Foodborne Pathog Dis ; 2018 Nov 03.
Artigo em Inglês | MEDLINE | ID: mdl-30394808
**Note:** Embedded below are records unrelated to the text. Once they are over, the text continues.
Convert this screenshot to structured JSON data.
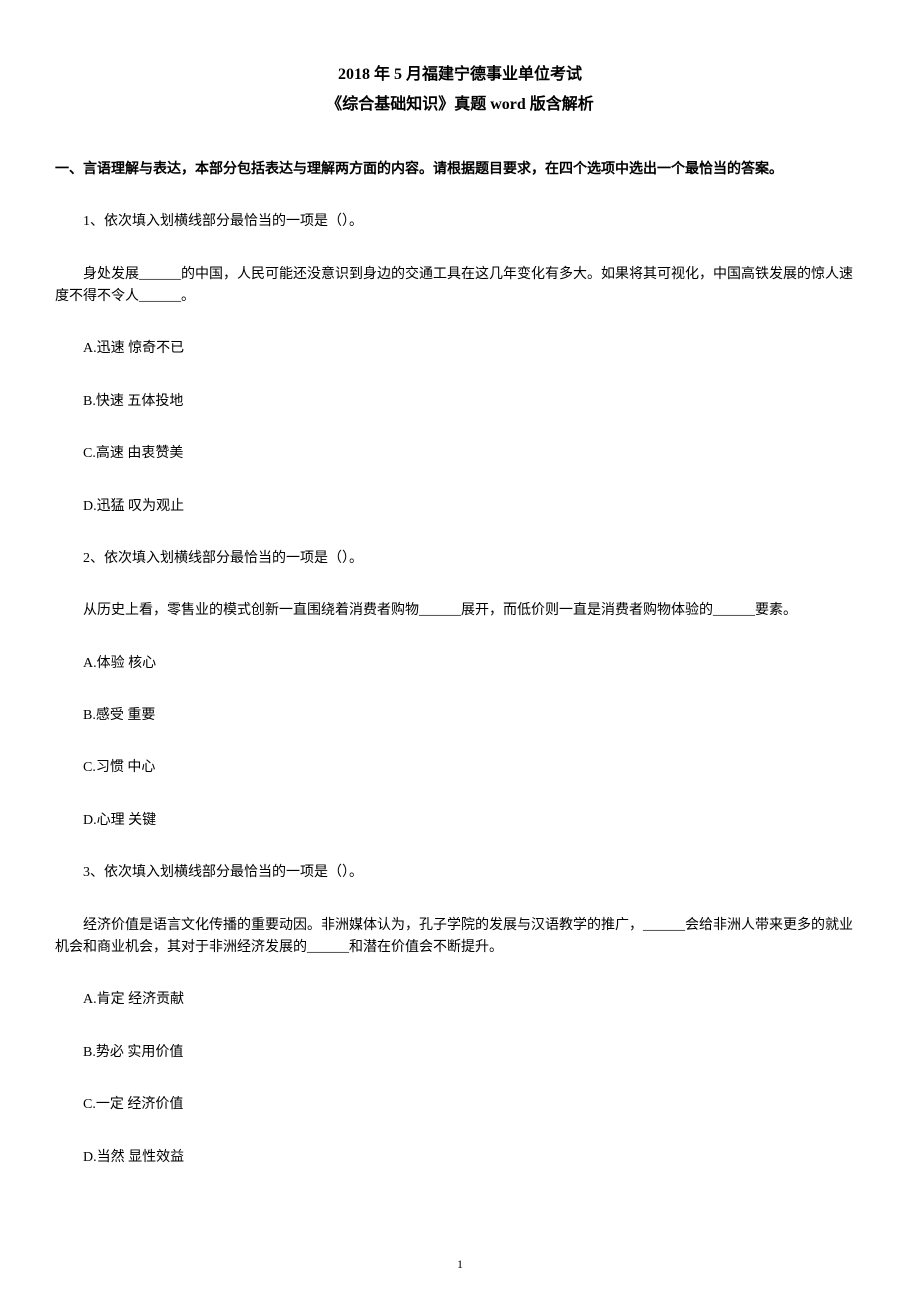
{
  "title": {
    "line1": "2018 年 5 月福建宁德事业单位考试",
    "line2": "《综合基础知识》真题 word 版含解析"
  },
  "section_heading": "一、言语理解与表达，本部分包括表达与理解两方面的内容。请根据题目要求，在四个选项中选出一个最恰当的答案。",
  "q1": {
    "stem": "1、依次填入划横线部分最恰当的一项是（）。",
    "passage": "身处发展______的中国，人民可能还没意识到身边的交通工具在这几年变化有多大。如果将其可视化，中国高铁发展的惊人速度不得不令人______。",
    "optA": "A.迅速 惊奇不已",
    "optB": "B.快速 五体投地",
    "optC": "C.高速 由衷赞美",
    "optD": "D.迅猛 叹为观止"
  },
  "q2": {
    "stem": "2、依次填入划横线部分最恰当的一项是（）。",
    "passage": "从历史上看，零售业的模式创新一直围绕着消费者购物______展开，而低价则一直是消费者购物体验的______要素。",
    "optA": "A.体验 核心",
    "optB": "B.感受 重要",
    "optC": "C.习惯 中心",
    "optD": "D.心理 关键"
  },
  "q3": {
    "stem": "3、依次填入划横线部分最恰当的一项是（）。",
    "passage": "经济价值是语言文化传播的重要动因。非洲媒体认为，孔子学院的发展与汉语教学的推广，______会给非洲人带来更多的就业机会和商业机会，其对于非洲经济发展的______和潜在价值会不断提升。",
    "optA": "A.肯定 经济贡献",
    "optB": "B.势必 实用价值",
    "optC": "C.一定 经济价值",
    "optD": "D.当然 显性效益"
  },
  "page_number": "1"
}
Toxoplasma gondii is one of the most important sources of foodborne diseases. In this study, the molecular prevalence and genotypes of T. gondii were investigated in pigs in Hunan province, China. A total of 339 brain tissue samples of pigs were collected from April 2015 to December 2017 in Hunan province and were used to detect the T. gondii B1 gene. Of these, 34 (10%; 95% confidence interval: 8.7-12.6) samples were tested positive for the T. gondii B1 gene. Positive samples were genotyped at 10 genetic markers (SAG1, SAG2 [5' + 3' SAG2, alter. SAG2], SAG3, BTUB, GRA6, c22-8, c29-2, L358, PK1, and Apico) using polymerase chain reaction-restriction fragment length polymorphism technology. Moreover, one sample was identified as genotype ToxoDB#10 (Type I), and another sample was suspected to be unusual genotype ToxoDB#61 that has never been reported in China. This study showed that T. gondii is prevalent in pigs in Hunan province, posing a food safety threat to the public health in the investigated areas. Our result has implications for better understanding the genetic diversity of T. gondii infections in animals in China.